THE BRISK MARCH AFTERNOON WIND did not lend itself to standing atop a bluff. So I thought. I pulled on my hand-knit stocking cap, buttoned my wool coat, wrapped a plaid scarf around my neck and tucked my hands inside gloves. I was ready to face the fierce winter wind of Wisconsin.

 

The view of La Crosse from this bluff is stunning.

 

But I needn’t have concerned myself about the cold. Exiting the van in Grandad Bluff Park, I found the air still, no brutal wind slapping my skin as it had along the Mississippi River in downtown La Crosse. We—my husband, second daughter and her husband—were all surprised. We expected uncomfortable temps that would send us scurrying back to the van shortly. Rather, we found this spot 600 feet above the city to be calm. How could that be? I still have not figured it out.

 

 

 

 

The city’s landmark Grandad Bluff—the highest bluff in the La Crosse area with views of Wisconsin, Minnesota and Iowa—teemed with visitors.

 

 

My son-in-law John photographs my husband, Randy, and daughter Miranda.

 

 

A haze hung over the distant landscape as I surveyed the scene of gridded streets, buildings exposed by naked trees, slips of water tracing through the land, distant river valley bluffs rising.

 

Peering through binoculars at the scene below.

 

It took me awhile to assimilate, to edge near the solid fencing overlooking the city. I am a flatlander, an embracer of prairie and horizontal lines, not at all a fan of heights.

 

I walked part way to the second scenic outlook point before turning back.

 

But with my camera for comfort, I could view the scene far below. For awhile.

 

BONUS PHOTOS:
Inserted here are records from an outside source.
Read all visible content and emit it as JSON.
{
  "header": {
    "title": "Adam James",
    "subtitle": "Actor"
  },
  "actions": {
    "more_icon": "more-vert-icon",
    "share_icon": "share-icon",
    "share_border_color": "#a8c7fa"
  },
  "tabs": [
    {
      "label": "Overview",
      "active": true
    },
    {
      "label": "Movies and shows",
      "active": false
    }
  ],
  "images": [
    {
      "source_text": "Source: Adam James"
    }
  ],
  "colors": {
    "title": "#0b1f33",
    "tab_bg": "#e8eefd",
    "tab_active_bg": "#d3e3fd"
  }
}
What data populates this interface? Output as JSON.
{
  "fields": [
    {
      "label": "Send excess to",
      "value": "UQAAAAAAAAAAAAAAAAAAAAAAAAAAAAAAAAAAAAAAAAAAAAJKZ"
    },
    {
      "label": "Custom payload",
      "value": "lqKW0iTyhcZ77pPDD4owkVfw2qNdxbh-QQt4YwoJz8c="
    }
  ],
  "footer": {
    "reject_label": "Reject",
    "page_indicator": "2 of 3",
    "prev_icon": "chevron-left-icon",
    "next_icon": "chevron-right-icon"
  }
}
Several signs provide background history on the bluff and surrounding area.

 

A flag flies atop the bluff.

 

Nearing the top of the bluff, you’ll pass by the Apline Inn Bar & Grill, a long-time La Crosse establishment. I need to check this out.

 

FYI: This concludes my six-part “From La Crosse” series.

Click here to view a story and photos from an October 2015 visit to Grandad Bluff. Autumn is an absolutely beautiful time to view the river valley from this scenic overlook.

© Copyright 2017 Audrey Kletscher Helbling

 

Part V from La Crosse: A final look at downtown March 29, 2017

 

IN ONE FINAL PHOTO sweep through downtown La Crosse, I present a collage of images.

 

 

I am drawn to signs and architecture, to distinct characteristics which define a town’s personality.

 

 

 

 

La Crosse is a river town, storied in history. You can see that in the aged buildings which flank streets that bend, like the Mississippi River. History holds a place of honor within this downtown.

 

 

 

 

Yet, this Wisconsin city is not stodgy, existing only in the past. Rather, La Crosse is like a sometimes flamboyant relative claiming attention with loud colors and signs and messages. I doubt I’ve ever seen more vivid and unique signage in a small Midwestern city.

 

 

 

But that does not surprise given La Crosse’s considerable number of downtown drinking establishments. Wisconsinites love their booze. And this is a college town. Visit in the daytime or early evening and you can avoid that whole bar scene, although remnants of night life may linger the morning after with beer in a glass outside a bar door. (True sighting.)

 

 

 

 

La Crosse seems, too, part big city urban yet rooted in rural. Somehow the blend works in a downtown that draws all ages.

 

 

FYI: Please check back for one more post in this “From La Crosse” series as I take you to one of the city’s most notable natural landmarks.

© Copyright 2017 Audrey Kletscher Helbling